Records provided below:

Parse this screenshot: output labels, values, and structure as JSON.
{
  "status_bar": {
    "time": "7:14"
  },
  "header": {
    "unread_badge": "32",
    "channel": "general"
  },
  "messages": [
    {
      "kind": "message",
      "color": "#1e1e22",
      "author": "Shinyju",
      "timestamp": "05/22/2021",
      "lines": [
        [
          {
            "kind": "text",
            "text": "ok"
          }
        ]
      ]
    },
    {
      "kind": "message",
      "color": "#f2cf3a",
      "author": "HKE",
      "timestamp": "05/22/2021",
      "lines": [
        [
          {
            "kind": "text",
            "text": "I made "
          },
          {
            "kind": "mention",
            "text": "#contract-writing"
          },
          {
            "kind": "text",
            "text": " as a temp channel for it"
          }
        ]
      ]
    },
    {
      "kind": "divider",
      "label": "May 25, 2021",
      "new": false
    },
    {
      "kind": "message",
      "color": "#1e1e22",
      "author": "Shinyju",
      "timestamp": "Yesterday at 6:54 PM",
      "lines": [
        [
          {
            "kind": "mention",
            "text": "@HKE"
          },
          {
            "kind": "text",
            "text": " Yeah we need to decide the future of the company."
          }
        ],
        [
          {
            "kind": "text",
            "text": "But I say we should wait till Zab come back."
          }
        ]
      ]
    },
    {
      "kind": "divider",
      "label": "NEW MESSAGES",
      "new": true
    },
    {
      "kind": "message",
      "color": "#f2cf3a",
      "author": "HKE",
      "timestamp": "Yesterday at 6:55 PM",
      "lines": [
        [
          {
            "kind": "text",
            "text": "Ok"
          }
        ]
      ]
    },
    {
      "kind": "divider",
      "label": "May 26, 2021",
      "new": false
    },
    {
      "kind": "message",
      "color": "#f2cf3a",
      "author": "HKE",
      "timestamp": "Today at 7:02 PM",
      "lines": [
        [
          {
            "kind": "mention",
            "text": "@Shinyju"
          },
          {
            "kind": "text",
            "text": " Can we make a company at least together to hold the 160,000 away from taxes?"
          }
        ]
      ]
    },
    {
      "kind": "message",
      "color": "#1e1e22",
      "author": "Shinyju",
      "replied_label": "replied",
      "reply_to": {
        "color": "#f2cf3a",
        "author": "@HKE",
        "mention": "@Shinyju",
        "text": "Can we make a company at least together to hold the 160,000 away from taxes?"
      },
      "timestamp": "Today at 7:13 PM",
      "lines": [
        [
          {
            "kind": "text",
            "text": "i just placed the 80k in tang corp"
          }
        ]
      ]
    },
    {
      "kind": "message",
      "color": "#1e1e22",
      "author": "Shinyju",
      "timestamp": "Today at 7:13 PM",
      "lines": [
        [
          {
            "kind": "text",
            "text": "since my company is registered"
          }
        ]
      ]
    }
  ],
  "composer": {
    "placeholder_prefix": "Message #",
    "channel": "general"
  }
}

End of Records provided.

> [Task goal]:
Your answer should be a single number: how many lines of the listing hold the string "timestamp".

> [Task answer]:
7